[Data about app and page elements]
────
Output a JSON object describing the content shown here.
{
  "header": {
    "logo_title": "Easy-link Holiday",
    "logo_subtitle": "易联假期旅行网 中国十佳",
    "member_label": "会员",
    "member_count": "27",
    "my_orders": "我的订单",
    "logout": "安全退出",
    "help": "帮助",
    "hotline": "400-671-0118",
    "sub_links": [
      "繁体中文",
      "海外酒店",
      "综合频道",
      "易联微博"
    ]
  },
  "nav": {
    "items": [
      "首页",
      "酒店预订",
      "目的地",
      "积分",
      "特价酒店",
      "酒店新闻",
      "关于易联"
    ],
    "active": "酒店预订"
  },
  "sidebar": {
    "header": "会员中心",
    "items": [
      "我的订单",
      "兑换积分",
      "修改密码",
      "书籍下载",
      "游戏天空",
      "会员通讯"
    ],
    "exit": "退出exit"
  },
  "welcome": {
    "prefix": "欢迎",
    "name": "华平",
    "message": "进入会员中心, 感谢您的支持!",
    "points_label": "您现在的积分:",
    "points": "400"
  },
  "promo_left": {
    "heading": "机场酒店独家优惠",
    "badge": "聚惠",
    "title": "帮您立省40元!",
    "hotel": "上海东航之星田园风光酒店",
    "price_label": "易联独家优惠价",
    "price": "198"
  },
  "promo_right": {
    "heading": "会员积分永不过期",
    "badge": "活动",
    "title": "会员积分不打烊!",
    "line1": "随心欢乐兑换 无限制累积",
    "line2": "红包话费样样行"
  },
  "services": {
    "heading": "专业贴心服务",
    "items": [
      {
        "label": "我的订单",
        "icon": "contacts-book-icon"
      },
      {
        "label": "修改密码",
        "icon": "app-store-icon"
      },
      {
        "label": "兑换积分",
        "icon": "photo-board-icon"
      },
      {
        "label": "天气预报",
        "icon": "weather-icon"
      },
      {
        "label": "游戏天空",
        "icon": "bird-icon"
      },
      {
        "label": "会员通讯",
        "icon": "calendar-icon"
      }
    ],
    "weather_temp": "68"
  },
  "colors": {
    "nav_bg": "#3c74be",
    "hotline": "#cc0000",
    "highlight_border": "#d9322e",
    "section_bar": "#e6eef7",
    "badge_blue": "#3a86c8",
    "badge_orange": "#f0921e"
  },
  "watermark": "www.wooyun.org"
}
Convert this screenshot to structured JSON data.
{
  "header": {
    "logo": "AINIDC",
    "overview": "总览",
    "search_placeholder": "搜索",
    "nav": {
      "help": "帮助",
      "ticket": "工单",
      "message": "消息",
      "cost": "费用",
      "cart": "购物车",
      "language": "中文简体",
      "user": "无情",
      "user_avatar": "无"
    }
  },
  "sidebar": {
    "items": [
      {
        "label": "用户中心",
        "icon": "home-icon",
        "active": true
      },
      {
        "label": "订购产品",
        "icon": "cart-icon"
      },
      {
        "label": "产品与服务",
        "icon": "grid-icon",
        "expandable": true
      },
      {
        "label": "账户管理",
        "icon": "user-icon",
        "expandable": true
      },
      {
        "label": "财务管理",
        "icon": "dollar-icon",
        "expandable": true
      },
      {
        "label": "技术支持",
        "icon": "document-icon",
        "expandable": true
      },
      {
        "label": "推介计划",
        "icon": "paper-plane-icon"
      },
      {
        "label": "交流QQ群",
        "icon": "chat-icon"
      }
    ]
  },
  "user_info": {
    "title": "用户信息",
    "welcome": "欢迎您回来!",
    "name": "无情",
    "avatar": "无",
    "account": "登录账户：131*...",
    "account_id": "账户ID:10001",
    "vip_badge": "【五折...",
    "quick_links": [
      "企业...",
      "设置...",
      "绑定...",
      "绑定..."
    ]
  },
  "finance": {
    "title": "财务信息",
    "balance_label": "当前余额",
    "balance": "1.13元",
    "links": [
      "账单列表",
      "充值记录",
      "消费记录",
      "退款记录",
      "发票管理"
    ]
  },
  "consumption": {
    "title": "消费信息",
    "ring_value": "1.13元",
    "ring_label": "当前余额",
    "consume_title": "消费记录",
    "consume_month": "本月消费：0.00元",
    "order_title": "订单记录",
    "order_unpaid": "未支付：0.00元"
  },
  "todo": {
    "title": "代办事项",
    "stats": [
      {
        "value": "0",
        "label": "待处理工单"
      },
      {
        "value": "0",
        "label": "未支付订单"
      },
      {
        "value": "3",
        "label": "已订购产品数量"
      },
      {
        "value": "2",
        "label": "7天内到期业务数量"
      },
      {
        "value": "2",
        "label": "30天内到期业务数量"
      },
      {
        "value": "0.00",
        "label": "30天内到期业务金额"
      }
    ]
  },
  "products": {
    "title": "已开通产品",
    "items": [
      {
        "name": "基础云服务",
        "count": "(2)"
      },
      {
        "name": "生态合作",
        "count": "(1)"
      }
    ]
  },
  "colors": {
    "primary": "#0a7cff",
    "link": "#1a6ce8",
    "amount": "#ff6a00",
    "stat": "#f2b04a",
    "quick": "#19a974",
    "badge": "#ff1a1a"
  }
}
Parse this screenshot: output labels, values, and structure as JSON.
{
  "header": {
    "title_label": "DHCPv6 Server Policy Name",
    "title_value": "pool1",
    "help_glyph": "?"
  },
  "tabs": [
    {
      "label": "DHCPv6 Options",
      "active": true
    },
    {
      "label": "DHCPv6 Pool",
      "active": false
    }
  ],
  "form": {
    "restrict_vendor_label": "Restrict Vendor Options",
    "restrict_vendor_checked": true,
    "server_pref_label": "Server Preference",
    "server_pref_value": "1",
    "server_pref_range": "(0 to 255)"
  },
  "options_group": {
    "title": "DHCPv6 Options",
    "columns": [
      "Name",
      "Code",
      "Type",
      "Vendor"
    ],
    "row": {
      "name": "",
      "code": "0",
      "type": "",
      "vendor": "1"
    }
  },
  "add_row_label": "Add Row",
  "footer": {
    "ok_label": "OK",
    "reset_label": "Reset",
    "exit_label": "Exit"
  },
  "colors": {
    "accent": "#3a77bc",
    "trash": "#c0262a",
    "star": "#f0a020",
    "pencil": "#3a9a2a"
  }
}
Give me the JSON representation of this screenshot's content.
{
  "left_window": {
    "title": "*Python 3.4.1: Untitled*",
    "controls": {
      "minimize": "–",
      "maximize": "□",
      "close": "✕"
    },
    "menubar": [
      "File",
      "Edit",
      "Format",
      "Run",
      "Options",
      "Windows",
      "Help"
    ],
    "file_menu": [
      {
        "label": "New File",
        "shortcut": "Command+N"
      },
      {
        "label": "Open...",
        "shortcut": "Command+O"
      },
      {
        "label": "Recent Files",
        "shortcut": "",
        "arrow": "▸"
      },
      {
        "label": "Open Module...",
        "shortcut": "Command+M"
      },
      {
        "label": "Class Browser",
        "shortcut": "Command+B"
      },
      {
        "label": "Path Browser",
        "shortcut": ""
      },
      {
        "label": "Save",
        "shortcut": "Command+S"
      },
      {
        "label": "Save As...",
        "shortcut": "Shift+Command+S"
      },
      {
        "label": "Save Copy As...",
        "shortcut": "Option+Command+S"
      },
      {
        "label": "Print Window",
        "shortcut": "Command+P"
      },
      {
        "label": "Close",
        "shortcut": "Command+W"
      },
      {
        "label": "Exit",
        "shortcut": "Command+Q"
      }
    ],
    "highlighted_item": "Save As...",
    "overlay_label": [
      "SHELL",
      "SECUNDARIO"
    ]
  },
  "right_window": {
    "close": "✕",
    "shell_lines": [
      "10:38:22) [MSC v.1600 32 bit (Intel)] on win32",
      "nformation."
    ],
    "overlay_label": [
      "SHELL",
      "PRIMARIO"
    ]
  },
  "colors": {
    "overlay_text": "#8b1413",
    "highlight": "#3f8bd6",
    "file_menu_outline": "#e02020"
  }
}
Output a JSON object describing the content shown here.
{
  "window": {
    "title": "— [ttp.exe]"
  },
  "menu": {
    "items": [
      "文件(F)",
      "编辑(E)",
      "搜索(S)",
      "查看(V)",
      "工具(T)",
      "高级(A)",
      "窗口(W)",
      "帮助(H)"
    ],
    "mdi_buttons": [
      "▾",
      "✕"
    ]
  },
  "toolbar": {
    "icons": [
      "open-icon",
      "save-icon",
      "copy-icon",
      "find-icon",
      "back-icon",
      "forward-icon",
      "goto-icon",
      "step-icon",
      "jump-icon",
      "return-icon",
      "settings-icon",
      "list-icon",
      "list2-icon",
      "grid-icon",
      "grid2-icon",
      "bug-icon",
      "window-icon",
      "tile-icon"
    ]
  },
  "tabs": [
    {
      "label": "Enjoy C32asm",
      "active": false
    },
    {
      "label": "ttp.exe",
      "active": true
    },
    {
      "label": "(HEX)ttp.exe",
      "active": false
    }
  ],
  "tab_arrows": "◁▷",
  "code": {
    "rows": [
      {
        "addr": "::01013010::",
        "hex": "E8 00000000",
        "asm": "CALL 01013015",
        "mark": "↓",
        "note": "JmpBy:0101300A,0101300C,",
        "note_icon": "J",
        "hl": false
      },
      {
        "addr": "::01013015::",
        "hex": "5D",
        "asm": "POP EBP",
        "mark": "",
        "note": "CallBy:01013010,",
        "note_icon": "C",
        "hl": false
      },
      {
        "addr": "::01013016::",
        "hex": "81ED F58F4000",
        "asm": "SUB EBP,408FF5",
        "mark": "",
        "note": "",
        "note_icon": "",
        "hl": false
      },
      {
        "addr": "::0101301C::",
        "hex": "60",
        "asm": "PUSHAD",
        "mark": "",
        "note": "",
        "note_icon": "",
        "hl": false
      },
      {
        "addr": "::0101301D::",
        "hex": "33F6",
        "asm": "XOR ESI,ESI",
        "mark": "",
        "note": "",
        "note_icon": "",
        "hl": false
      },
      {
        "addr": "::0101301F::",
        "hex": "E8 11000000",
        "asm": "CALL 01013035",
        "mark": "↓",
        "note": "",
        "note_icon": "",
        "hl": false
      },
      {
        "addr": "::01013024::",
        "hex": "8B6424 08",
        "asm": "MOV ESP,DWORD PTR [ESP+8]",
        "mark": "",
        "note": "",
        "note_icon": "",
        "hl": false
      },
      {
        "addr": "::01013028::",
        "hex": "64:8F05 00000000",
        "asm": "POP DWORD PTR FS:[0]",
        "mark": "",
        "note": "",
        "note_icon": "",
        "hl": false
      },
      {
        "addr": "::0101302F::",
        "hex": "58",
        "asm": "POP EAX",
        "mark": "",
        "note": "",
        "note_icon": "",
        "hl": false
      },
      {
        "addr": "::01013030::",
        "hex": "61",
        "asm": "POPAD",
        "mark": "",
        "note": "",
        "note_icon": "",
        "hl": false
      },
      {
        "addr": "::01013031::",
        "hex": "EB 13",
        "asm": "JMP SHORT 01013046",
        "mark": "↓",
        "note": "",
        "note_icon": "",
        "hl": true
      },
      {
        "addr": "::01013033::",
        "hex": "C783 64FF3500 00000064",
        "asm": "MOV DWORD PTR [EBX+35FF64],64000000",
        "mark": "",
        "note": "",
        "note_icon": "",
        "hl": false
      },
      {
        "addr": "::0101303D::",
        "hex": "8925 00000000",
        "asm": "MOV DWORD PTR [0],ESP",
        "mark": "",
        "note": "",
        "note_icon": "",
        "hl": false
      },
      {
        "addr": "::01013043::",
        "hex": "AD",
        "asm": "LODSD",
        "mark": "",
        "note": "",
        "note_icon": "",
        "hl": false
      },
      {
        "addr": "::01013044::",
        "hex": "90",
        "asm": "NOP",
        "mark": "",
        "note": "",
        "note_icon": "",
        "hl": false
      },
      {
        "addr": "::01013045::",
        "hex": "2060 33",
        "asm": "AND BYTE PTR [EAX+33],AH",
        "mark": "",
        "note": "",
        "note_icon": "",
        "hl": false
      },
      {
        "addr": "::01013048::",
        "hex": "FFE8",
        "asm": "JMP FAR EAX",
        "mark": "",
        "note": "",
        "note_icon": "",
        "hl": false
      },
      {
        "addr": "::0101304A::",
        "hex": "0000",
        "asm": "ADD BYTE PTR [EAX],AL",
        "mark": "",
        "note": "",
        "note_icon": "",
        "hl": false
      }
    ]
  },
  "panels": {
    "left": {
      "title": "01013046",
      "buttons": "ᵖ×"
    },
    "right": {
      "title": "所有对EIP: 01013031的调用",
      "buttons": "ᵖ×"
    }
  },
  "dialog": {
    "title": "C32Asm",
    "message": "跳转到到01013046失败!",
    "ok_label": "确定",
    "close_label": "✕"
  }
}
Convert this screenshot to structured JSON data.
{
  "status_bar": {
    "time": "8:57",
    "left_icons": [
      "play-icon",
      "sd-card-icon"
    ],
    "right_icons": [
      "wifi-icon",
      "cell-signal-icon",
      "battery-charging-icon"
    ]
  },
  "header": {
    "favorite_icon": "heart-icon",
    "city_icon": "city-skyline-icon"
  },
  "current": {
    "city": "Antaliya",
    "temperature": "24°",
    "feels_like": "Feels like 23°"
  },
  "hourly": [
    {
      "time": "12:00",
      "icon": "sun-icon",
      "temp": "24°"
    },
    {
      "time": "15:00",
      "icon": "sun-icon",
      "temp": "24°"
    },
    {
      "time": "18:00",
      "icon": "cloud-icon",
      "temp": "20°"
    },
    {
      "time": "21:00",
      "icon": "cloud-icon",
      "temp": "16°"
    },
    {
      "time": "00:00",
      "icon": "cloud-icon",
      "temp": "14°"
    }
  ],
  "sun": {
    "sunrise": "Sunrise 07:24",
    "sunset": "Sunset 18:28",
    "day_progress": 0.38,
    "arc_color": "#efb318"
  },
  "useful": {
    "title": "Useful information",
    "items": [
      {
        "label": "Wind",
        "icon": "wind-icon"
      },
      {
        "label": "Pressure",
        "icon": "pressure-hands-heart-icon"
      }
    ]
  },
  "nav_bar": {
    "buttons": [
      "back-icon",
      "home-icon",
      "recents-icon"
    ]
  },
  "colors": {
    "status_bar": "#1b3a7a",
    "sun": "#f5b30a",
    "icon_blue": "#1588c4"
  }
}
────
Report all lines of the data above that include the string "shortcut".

> _Exercise output_:
        "shortcut": "Command+N"
        "shortcut": "Command+O"
        "shortcut": "",
        "shortcut": "Command+M"
        "shortcut": "Command+B"
        "shortcut": ""
        "shortcut": "Command+S"
        "shortcut": "Shift+Command+S"
        "shortcut": "Option+Command+S"
        "shortcut": "Command+P"
        "shortcut": "Command+W"
        "shortcut": "Command+Q"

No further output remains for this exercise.